Scientific name: Digitaria porrecta
Conservation status in NSW: Endangered
Commonwealth status: Not listed
Profile last updated: 03 Jan 2019


Finger Panic Grass is a loosely tufted grass growing to 60 cm tall. Its grey leaves are 2 - 3 mm wide with sharp hairs along the middle. The flowers are clustered together along a stalk in a cylinder shape. These flower clusters, which appear during summer, spread stiffly from the flowering stem, with the lower flower clusters arranged in a whorl of four to six, each up to 30 cm long.


Finger Panic Grass occurs in NSW and Queensland. In NSW it is found on the North West Slopes and Plains, from near Moree south to Tambar Springs and from Tamworth to Coonabarabran. It largely occurs on private land.

Habitat and ecology

  • In NSW, the most frequently recorded associated tree species are Eucalyptus albens and Acacia pendula. Common associated grasses and forbs in NSW sites include Austrostipa aristiglumis, Enteropogon acicularis, Cyperus bifax, Hibiscus trionum and Neptunia gracilis.
  • Flowering season is summer or late summer from mid-January to late February, with seeds maturing and falling from the plant soon after.
  • Native grassland, woodlands or open forest with a grassy understorey, on richer soils.
  • Often found along roadsides and travelling stock routes where there is light grazing and occasional fire.
  • Digitaria porrecta is a perennial tussock-forming grass that can vegetatively reproduce.
  • Fire, livestock grazing and trampling, and physical disturbance of habitat by road and farm machinery are types of disturbances known to occur in Digitaria porrecta sites. Field observations indicate that the grass does continue to persist in such habitats but the effect of the disturbances on the long term capability of the species to maintain a viable population is unknown.
  • The total number of Digitaria porrecta individuals in the wild is estimated at over 200 000 plants. Plants have been recorded as occurring occasionally and frequently in populations.

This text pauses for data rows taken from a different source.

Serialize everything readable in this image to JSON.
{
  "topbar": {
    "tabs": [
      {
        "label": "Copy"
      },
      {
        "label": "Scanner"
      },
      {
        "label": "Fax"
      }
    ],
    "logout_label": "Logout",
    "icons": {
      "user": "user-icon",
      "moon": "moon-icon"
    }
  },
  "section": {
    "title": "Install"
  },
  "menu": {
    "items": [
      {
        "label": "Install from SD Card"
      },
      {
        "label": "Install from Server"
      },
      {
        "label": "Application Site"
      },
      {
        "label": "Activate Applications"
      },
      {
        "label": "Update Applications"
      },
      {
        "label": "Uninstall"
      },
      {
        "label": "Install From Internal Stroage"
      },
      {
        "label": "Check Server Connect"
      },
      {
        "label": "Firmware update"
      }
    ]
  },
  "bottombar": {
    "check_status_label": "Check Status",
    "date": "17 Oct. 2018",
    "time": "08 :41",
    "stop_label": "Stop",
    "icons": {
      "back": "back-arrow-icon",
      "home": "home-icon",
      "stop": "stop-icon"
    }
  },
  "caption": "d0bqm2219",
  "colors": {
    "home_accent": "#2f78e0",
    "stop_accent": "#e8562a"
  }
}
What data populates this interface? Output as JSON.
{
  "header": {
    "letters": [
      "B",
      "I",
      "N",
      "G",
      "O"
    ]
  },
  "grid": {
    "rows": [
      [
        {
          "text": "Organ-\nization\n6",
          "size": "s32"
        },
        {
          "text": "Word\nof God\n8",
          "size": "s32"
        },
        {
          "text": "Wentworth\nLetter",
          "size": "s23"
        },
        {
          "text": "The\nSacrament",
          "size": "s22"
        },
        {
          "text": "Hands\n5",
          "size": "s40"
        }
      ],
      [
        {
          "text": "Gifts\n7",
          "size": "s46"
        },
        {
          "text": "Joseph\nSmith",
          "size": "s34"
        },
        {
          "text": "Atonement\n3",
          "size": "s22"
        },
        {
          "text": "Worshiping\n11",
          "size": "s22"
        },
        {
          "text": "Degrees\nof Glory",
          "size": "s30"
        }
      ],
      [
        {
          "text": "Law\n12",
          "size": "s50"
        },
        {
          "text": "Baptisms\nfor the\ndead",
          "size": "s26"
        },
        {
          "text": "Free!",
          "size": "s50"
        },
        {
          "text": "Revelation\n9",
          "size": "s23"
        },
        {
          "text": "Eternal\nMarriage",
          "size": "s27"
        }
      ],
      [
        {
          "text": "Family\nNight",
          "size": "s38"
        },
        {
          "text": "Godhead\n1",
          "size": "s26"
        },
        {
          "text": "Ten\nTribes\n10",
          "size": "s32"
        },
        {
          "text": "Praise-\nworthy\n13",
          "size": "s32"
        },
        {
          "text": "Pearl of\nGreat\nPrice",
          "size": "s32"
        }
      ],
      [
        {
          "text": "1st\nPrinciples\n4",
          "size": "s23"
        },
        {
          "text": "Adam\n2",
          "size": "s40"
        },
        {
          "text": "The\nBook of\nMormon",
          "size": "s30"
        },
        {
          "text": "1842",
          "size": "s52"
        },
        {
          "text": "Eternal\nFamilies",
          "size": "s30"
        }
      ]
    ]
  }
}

Regional distribution and habitat

Click on a region below to view detailed distribution, habitat and vegetation information.


Recovery strategies

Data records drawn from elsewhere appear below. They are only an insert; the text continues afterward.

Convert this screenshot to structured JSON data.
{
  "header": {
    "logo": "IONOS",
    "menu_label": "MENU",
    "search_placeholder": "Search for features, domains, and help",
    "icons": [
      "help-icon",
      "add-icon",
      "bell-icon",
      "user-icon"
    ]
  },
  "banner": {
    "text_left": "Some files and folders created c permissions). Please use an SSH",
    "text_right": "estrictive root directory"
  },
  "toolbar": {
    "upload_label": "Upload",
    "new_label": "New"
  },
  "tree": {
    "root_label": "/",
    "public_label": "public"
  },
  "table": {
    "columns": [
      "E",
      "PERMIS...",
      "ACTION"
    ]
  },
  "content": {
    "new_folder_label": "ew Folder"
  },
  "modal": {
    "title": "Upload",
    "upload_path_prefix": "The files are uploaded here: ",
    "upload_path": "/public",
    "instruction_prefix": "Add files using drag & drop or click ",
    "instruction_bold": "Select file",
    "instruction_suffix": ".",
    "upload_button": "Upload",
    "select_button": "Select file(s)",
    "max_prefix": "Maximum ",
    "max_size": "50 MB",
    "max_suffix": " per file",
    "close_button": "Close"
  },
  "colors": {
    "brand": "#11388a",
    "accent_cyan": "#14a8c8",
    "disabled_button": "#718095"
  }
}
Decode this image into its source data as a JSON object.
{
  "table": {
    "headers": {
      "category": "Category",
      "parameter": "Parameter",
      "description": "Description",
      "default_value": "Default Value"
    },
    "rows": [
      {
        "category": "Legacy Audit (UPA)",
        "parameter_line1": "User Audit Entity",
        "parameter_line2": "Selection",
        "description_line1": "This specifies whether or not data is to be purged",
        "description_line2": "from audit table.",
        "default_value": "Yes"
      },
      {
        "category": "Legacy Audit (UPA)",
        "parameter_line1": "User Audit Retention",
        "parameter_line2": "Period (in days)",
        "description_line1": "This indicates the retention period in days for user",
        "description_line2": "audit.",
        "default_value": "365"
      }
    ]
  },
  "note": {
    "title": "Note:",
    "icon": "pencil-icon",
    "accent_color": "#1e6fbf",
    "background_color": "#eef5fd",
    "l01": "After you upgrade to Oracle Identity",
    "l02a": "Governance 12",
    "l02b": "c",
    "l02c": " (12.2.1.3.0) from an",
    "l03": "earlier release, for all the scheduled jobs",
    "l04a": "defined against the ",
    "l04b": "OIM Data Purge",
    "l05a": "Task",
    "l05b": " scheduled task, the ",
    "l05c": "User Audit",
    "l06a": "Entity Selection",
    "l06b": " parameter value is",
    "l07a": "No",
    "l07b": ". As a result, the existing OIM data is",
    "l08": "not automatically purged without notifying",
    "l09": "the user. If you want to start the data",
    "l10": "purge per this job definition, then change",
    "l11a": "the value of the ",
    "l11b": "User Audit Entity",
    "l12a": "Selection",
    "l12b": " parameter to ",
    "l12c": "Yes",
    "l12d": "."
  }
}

Activities to assist this species

Information sources

IBRA Bioregion IBRA Subregion Known or predicted Geographic restrictions region
Brigalow Belt SouthLiverpool Plains Known None
Brigalow Belt SouthLiverpool Range Known None
Brigalow Belt SouthNorthern Basalts Known None
Brigalow Belt SouthNorthern Outwash Known None
Brigalow Belt SouthPilliga Known None
Darling Riverine PlainsCastlereagh-Barwon Known None
NandewarInverell Basalts Known None
NandewarKaputar Known None
NandewarNandewar Northern Complex Predicted None
NandewarPeel Known None
New England TablelandsEastern Nandewars Predicted None